Inspired by a true story, Pride begins in the summer of 1984. Margaret Thatcher is in power and the National Union of Mineworkers is on strike, prompting a London-based group of gay and lesbian activists to raise money to support the striker’s families. Turned down by the Union, they instead focus on a tiny mining village in Wales, and the group sets off to make its donation in person.
There are rumblings of dissatisfaction on both sides. The union members don’t want to be seen associating with a group that comes with its own socially unacceptable baggage, while members of the LGBTQ community wonder why they’re helping those who have never offered them a hand.
This is all changed when leaders on both sides, including Dai (Paddy Considine), an amiable man look for a win for his mining community and Mark (Ben Schnetzer), a passionate gay man who understands the meaning of outcast and is determined to help others, meet up. With their leaders ready to fight the good fight together, members of the respective communities follow suit, leading to one of the most joyous and crowd-pleasing films of the year.
Often times, “crowd-pleaser” films come with an eye roll or finger quotes. We’ve been led to believe over the years that films that are trying to excite, or please or reach out and touch an audience are somehow disingenuous; they shouldn’t have to try so hard. The wonderful thing about Pride is just how effortless some of its most touching moments come across. Sure, there are some wildly fun moments, such as a dance number for Dominic West’s over-the-top Jonathan, or when Hefina (Imelda Staunton) and the girls go out for a night on the town and hit the gay club scene, that toe the line between charming and kitschy. It’s the enthusiasm of the performers and the earnest nature of the script that keeps it from crossing that line and, most importantly, the plights of these outcasts that allow their moments of either triumph or cheerfulness to come across as wins rather than cheap moments of humor.
The cast for the film is so impressive that you don’t truly realize just how many greats are a part of the ensemble until you see them come to life on screen. There are veterans such as Staunton, who plays Hefina with a playful ferocity and toughness that make you believe her place in the village. There’s Bill Nighy as Cliff, playing against his typical loose and uninhibited rock-and-roll type and playing a more rigid, history and poetry loving individual who wants nothing more than the betterment of his people. Newcomer George Mackay, as the fresh-faced, closeted gay youth, offers a sturdy point-of-view character, and Faye Marsay as the lone lesbian in the advocacy group bring as many of the laughs as the in-your-face Steph. Dominic West is lovely as the oldest member in the Gays and Lesbians for the Minors group, and shows a more relaxed side of the actor that is rarely seen. However, my favorite performance comes from Andrew Scott as Gethin, a gay Welsh man whose nationality is something he grapples with, and his sweet vulnerability is well played against West’s brash confidence. I always enjoy watching Scott perform; his face is shockingly expressive and you can read the emotions as he’s playing them out. He’s an oddball performer, and unlike many of his contemporaries, he’s “unique”; not an adjective I toss out without thought. Schnetzer is the other standout, and more of the surprise considering his other big notable performance came from The Book Thief last year, which hardly made an impression despite a strong turn. Here, he has to be believable as a leader, as well as play elusive enough so that there is an air of mystery to him, and he does so perfectly.
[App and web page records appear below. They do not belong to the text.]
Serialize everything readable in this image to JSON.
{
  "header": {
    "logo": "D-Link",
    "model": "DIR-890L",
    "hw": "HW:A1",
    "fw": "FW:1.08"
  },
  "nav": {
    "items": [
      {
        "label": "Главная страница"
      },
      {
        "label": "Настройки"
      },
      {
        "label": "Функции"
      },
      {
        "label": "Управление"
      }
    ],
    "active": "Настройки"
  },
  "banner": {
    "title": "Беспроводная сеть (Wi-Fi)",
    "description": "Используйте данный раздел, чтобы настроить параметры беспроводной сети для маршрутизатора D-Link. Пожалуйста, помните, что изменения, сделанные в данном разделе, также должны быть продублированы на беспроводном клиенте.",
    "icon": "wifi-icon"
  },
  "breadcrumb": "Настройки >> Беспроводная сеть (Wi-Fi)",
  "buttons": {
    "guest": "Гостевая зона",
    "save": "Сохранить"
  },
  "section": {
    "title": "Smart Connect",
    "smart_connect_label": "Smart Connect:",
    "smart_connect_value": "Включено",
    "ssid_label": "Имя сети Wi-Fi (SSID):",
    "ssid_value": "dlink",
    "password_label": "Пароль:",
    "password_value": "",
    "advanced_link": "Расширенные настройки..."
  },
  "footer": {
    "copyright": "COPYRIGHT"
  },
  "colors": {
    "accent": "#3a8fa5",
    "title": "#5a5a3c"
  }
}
The film is made by its cast. Despite a strong script and lively direction, if the cast hadn’t gelled, if they hadn’t fit well or played effortlessly off one another, the results would have been very different. If I were to have one complaint about the cast it would simply be that Joe Gilgun wasn’t utilized nearly enough.
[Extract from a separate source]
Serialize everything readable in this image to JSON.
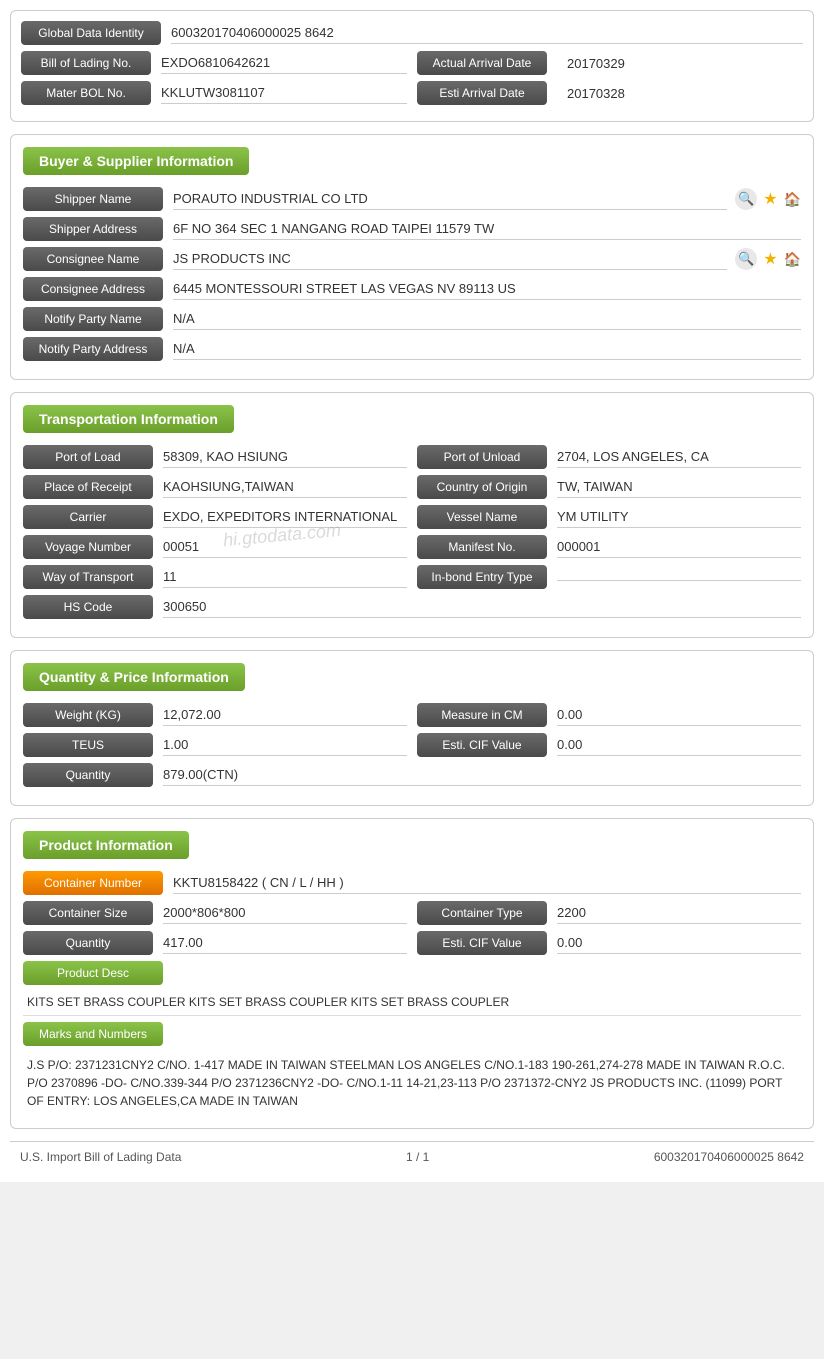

Director Matthew Warchus and screenwriter Stephen Beresford have made a film that is unabashedly excited to be told. There’s an unfiltered love for the story that they’re telling, and a want to tell it in such a fashion that expels any false note. There’s a joyful aspect to this film that had people laughing loudly and cheering at the characters’ high notes and feeling their low moments deeply. It plays into what makes cinema such an example of escapism; we watch good people, underdogs, try to overcome great odds and supreme oppressors in order to reach their goals of equality and happiness, told by game performers.
Pride is a story about real people fighting real problems, and while not every fight comes with an unquestioned victory, watching their process is another. Sure, there are some moments that are contrived to create sentimentality in a film that doesn’t need it, but even the forced sentiment rings true. This will easily end up being one of my favorite films of the year, because the filmmakers’ intentions were to create a great and enjoyable film and one that an audience would walk out of feeling a high from. I escaped into the film, I loved the characters, I loved where they lived, and I loved their passion for what they wanted and how they went about getting it.
I love films about people, and Pride is an example of some of the best kind.
Pride is in theaters now.